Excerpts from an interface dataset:
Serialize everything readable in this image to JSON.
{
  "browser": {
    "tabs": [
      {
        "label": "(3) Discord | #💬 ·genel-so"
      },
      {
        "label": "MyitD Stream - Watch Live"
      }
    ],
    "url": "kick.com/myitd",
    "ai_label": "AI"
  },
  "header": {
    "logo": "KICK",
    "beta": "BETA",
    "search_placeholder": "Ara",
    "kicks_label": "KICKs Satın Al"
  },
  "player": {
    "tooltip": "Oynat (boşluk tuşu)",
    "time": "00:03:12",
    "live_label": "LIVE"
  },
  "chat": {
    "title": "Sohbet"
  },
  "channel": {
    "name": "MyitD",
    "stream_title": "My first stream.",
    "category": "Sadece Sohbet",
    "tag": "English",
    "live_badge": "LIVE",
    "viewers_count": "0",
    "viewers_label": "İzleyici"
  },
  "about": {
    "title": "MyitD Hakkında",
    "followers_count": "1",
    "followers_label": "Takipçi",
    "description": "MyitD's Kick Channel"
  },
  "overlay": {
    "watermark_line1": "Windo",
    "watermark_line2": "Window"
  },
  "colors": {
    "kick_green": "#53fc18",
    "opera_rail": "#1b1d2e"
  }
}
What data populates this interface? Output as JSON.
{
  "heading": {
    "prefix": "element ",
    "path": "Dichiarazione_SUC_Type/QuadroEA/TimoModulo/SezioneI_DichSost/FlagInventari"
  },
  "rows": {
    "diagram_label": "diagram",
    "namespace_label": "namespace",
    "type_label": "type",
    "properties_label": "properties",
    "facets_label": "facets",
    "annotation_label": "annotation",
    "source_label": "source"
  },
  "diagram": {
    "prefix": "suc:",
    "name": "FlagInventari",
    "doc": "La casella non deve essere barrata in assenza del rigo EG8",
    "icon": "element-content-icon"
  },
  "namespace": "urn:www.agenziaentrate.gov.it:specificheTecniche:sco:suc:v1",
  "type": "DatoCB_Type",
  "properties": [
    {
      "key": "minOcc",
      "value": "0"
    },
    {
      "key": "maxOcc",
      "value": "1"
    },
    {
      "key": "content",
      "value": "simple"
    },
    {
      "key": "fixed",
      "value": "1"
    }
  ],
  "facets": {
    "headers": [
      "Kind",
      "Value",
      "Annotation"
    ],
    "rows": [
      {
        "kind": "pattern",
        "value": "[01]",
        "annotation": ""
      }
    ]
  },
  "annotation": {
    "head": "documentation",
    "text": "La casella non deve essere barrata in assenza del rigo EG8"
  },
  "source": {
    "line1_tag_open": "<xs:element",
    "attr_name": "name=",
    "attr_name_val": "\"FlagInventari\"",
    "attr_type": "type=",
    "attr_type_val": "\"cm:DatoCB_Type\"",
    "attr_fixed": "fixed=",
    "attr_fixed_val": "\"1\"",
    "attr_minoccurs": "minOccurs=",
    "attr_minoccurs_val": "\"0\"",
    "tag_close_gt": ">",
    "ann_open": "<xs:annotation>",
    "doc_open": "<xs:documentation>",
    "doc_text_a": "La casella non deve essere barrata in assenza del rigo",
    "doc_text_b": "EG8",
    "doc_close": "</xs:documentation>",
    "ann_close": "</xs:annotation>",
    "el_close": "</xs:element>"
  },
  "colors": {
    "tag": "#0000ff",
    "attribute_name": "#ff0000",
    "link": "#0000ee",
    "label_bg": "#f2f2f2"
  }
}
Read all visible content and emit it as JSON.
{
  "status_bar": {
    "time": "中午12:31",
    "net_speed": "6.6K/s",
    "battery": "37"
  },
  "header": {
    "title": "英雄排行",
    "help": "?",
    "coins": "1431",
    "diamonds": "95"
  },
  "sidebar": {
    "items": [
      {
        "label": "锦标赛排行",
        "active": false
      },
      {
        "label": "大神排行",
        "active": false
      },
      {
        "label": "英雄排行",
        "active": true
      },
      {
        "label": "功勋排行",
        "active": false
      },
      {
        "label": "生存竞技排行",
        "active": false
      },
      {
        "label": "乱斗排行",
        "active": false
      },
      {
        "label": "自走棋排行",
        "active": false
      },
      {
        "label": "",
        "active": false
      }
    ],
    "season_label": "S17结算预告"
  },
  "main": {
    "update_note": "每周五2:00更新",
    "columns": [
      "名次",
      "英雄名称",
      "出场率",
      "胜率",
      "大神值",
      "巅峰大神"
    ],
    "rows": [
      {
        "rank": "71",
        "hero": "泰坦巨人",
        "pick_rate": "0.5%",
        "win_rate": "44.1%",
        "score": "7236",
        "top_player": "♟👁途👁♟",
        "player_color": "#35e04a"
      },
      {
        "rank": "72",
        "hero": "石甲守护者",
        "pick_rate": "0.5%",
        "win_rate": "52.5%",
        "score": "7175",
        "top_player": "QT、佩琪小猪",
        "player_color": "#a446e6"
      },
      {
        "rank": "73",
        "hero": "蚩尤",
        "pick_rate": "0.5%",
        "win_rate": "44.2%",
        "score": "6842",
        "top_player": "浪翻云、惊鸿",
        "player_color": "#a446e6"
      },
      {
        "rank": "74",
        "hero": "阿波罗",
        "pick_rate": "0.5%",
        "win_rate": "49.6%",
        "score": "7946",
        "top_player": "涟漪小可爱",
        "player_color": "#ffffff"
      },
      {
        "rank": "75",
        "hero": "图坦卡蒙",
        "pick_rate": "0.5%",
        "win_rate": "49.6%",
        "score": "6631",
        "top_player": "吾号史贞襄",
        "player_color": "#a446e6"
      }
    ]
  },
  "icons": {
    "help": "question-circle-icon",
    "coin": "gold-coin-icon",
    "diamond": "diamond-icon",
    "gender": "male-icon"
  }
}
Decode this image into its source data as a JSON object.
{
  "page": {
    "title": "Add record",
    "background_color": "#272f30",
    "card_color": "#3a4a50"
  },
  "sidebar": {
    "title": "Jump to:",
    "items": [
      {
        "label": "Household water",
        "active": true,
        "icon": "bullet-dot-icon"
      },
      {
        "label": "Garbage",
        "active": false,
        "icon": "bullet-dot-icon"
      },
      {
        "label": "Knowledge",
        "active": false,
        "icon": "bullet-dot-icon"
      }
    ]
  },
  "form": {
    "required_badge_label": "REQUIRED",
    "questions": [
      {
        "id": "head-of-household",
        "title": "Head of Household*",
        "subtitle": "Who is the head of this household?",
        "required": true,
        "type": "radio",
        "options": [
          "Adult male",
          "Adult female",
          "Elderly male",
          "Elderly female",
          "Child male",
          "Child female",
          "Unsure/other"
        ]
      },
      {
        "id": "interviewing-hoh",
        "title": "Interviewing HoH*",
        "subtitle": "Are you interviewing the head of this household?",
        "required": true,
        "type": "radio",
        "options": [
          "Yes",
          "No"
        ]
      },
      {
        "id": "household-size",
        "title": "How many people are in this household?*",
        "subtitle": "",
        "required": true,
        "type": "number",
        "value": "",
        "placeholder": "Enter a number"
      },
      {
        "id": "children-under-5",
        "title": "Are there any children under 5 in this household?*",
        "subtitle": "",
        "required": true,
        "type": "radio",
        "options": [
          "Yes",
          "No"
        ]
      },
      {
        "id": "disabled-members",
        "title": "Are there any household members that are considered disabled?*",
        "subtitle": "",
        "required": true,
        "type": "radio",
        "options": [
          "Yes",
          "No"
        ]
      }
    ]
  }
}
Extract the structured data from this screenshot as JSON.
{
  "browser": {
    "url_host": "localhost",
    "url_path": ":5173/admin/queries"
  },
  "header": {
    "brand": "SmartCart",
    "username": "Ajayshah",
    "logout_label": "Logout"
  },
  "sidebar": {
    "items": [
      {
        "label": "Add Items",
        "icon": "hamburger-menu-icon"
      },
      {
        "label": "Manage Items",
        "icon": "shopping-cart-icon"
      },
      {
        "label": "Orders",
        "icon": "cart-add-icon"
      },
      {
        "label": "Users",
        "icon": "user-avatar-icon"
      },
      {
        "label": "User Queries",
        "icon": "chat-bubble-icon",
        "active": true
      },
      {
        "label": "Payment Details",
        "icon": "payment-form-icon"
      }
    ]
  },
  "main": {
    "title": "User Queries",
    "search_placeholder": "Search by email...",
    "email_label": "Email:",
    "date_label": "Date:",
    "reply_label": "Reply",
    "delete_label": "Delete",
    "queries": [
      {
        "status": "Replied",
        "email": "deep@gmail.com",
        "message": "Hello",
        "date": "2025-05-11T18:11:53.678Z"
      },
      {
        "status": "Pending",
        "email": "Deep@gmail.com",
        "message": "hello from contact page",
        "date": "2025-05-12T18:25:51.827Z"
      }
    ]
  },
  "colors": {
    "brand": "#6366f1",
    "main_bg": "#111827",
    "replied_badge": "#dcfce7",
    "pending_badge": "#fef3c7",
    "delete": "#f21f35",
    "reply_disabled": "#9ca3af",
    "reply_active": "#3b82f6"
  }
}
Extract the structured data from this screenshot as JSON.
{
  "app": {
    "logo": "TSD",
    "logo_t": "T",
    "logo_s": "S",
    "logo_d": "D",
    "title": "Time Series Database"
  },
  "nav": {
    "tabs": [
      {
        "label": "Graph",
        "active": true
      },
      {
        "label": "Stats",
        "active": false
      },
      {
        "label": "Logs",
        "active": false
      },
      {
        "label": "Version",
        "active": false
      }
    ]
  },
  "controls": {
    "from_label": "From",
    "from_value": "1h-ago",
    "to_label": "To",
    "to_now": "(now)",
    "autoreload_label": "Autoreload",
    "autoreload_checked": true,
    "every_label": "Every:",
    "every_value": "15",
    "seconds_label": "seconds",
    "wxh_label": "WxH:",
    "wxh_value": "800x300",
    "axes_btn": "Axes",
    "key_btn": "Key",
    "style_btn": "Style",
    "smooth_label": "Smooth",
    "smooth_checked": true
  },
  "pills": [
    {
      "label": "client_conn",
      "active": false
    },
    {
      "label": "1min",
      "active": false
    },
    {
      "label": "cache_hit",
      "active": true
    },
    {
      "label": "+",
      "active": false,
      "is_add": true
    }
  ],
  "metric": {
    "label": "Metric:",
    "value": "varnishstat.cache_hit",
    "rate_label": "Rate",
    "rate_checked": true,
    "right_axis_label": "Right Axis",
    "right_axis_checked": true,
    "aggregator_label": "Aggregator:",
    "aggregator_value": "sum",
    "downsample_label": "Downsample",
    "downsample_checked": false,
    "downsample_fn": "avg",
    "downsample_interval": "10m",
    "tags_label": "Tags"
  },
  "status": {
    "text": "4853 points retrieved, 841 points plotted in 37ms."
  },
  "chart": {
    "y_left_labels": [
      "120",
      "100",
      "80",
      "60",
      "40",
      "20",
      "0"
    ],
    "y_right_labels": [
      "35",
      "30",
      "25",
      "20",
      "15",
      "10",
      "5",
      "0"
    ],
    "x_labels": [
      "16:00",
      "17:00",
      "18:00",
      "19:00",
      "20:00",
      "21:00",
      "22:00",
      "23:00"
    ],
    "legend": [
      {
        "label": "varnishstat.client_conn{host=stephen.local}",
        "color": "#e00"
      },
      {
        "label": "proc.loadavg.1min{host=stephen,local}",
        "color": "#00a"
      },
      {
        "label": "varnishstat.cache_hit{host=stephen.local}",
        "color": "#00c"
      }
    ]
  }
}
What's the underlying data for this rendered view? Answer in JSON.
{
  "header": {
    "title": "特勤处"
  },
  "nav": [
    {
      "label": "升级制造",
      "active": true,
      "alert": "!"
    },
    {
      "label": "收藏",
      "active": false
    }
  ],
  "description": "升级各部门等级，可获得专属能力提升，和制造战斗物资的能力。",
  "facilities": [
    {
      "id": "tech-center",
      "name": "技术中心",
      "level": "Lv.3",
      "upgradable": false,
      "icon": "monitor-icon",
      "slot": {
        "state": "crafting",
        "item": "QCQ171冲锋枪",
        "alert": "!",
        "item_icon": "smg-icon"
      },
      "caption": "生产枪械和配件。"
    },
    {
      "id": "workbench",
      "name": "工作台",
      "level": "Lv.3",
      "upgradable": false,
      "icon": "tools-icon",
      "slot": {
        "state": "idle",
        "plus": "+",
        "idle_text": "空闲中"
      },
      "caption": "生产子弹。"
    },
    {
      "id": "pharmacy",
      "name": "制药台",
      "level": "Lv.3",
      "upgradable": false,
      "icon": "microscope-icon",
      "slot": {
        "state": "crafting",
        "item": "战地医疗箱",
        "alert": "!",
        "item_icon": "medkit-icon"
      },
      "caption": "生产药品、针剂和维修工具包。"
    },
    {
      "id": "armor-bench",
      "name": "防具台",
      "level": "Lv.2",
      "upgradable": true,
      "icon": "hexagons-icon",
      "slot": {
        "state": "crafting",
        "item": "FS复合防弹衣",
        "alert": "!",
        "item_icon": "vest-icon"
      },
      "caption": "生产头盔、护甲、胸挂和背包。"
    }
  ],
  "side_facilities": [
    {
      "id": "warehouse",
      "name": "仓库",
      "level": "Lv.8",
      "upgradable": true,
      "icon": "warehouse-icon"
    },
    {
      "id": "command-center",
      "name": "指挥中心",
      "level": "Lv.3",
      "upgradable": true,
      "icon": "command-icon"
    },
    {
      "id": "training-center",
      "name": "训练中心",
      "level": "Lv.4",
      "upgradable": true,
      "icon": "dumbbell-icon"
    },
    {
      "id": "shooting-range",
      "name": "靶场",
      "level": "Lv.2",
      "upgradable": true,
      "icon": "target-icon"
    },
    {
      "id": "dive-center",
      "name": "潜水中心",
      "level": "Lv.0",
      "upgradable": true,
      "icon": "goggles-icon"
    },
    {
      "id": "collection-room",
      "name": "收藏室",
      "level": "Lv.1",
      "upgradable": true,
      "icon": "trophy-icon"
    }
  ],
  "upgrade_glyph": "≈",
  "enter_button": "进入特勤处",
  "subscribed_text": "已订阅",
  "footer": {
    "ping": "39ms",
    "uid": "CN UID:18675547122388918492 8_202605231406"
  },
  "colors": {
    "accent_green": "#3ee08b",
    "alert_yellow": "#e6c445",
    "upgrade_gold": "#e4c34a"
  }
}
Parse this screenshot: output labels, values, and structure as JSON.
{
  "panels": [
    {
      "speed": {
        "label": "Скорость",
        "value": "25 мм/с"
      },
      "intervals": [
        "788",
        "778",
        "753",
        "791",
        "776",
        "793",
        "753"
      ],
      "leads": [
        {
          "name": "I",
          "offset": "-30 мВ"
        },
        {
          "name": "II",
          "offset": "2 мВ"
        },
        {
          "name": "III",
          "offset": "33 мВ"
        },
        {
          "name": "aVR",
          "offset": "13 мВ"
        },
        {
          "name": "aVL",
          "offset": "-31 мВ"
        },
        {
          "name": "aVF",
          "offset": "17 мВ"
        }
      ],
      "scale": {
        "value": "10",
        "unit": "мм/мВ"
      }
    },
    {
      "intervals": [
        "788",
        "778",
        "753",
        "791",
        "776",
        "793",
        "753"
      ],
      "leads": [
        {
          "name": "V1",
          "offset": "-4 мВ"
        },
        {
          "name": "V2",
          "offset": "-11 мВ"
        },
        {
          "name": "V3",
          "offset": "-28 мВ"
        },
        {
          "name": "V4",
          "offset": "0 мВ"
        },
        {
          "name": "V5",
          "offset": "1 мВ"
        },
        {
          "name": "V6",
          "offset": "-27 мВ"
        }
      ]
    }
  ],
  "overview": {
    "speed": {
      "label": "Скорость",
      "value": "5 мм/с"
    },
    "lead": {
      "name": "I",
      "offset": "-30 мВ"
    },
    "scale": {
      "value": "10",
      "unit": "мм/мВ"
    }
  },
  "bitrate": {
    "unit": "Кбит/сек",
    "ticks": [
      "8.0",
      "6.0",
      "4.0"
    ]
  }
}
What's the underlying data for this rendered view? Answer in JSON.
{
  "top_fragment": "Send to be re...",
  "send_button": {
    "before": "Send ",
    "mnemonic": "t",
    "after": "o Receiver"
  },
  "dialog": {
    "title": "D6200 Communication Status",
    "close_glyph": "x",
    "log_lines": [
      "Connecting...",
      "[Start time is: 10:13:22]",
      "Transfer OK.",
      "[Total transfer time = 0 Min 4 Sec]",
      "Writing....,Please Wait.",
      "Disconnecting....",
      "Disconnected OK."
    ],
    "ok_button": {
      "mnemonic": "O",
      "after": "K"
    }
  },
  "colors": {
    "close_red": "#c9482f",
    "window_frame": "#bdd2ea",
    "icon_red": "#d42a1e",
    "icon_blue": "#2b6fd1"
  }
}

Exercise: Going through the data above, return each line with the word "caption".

Solution to this task:
      "caption": "生产枪械和配件。"
      "caption": "生产子弹。"
      "caption": "生产药品、针剂和维修工具包。"
      "caption": "生产头盔、护甲、胸挂和背包。"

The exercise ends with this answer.